+United States Government Accountability Office (GAO), Disaster Housing: Implementation of FEMA's Alternative Housing Pilot Program Provides Lessons for Improving Future Competitions (Report for Congress) (August 31, 2007) (PDF — 1.35M)
+United States Government Accountability Office (GAO), Emergency Management Assistance Compact: Enhancing EMAC's Administrative and Collaborative Capacity Should Improve National Disaster Response (PDF — 8M)

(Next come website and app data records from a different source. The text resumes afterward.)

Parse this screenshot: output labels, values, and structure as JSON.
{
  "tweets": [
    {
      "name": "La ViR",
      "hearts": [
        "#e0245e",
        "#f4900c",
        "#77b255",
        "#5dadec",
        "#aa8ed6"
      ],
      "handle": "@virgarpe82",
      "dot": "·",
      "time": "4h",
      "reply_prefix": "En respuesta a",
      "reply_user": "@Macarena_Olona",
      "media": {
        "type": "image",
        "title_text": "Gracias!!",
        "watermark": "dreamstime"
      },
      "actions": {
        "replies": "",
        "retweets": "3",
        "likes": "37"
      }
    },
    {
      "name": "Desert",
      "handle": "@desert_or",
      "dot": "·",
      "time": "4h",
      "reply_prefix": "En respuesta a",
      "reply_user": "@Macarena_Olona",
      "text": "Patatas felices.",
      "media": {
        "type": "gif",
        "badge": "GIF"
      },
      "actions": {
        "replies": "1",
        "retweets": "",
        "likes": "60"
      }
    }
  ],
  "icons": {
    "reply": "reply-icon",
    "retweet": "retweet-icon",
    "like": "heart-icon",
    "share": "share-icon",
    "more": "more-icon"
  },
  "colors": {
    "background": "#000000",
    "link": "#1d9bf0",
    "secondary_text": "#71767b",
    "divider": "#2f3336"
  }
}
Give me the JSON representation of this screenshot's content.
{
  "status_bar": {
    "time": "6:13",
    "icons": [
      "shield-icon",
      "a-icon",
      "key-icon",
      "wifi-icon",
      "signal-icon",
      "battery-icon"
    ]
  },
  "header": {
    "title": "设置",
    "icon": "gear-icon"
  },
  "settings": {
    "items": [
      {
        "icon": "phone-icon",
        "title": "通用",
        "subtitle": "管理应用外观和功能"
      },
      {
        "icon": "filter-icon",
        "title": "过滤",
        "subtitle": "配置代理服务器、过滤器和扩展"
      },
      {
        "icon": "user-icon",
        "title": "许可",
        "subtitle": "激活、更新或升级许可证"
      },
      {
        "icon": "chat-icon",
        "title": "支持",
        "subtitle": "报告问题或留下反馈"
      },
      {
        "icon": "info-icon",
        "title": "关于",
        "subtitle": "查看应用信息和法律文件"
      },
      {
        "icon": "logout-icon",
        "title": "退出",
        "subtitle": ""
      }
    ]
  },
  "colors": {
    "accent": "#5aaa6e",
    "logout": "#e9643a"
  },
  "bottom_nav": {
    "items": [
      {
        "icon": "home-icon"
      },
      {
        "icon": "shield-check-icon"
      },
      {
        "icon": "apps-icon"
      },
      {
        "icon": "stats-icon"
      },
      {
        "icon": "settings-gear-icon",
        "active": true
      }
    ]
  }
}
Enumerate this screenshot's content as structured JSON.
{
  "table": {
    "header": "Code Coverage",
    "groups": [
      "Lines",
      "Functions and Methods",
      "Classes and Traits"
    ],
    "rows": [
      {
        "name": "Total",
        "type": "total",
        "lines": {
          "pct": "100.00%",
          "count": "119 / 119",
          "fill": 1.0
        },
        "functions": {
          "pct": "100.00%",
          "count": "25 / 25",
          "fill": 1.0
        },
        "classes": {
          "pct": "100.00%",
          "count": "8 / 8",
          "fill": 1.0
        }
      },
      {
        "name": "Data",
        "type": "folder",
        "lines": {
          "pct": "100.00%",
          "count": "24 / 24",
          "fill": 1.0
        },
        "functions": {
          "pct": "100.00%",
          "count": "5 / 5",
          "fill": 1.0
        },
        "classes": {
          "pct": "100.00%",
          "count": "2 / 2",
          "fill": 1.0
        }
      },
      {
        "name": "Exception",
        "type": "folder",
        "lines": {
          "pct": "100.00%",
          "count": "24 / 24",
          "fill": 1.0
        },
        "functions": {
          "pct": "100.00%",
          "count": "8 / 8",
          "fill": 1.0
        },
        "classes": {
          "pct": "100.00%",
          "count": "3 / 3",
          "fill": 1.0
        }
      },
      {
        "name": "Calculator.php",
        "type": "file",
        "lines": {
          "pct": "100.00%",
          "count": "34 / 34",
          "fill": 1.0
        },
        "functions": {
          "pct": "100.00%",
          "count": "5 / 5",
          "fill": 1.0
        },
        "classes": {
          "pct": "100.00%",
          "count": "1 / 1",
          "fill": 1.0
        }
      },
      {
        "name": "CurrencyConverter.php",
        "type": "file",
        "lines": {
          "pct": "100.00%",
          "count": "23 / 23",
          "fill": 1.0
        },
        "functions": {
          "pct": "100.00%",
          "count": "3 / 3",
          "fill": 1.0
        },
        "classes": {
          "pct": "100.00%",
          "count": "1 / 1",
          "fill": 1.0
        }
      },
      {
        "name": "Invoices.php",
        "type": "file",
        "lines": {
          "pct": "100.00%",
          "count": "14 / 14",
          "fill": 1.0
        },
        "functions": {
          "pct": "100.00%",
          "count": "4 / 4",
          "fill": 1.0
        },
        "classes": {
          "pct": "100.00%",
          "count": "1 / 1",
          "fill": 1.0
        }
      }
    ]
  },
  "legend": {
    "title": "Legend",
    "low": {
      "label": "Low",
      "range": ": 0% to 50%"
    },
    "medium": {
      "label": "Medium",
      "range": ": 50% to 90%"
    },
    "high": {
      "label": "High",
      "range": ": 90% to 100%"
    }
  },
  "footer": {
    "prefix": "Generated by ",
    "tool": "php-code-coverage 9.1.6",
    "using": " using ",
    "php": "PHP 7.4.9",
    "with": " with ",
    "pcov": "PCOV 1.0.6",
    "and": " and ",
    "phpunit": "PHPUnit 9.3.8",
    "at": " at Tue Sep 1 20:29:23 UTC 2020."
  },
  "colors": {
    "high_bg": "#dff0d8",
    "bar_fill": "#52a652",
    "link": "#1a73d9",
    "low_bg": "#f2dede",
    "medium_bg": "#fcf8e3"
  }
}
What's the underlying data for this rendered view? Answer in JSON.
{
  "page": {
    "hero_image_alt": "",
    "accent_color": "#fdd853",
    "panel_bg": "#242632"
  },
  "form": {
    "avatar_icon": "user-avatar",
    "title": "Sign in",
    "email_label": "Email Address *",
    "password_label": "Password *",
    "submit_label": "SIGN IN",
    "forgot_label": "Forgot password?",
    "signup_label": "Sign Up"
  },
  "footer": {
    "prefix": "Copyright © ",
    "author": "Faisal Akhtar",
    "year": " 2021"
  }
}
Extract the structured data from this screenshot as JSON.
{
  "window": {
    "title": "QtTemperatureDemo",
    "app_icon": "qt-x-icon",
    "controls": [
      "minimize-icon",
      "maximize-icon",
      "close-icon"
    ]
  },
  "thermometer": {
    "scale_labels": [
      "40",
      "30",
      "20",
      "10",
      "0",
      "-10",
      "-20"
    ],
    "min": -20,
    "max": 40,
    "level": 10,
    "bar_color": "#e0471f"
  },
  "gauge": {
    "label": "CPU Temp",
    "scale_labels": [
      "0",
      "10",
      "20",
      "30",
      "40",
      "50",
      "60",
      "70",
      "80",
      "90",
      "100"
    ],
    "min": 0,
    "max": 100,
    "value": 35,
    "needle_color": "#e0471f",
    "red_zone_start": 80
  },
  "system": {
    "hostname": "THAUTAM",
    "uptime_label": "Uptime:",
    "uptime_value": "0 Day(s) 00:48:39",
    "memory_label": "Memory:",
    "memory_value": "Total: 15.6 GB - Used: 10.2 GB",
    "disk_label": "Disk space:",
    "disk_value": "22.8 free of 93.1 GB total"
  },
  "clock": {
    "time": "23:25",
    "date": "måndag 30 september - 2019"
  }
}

"Since its inception in 1995, the EMAC network has grown significantly in size, volume, and the type of resources it provides. EMAC's membership has increased from a handful of states in 1995 to 52 states and territories today, and EMAC members have used the compact to obtain support for several types of disasters including hurricanes, floods, and the September 11, 2001 terrorist attacks. The volume and variety of resources states have requested under EMAC have also grown significantly. For example, after the September 11, 2001 terrorist attacks, New York requested 26 support staff under EMAC to assist in emergency management operations; whereas, in response to the 2005 Gulf Coast hurricanes, approximately 66,000 personnel—about 46,500 National Guard and 19,500 civilian responders— were deployed under EMAC from a wide variety of specialties, most of whom went to areas directly impacted by the storms.
"While the EMAC network has developed a basic administrative capacity,opportunities exist for it to further build on and sustain these efforts. The EMAC network has adopted several good management practices, such as using after-action reports to learn from experiences and developing a 5-year strategic plan. However, the EMAC network can enhance its administrative capacity by improving how it plans, measures, and reports on its performance. FEMA provided $2 million to help build this capacity in 2003, but the agreement has recently expired. FEMA and EMAC leadership are in the process of finalizing a new 3-year cooperative agreement. Such an agreement would enhance the EMAC network's ability to support its collaborative efforts." —What the GAO found.
+United States Government Accountability Office (GAO), GAO Reports and Testimonies Related to Disaster Preparedness, Response and Reconstruction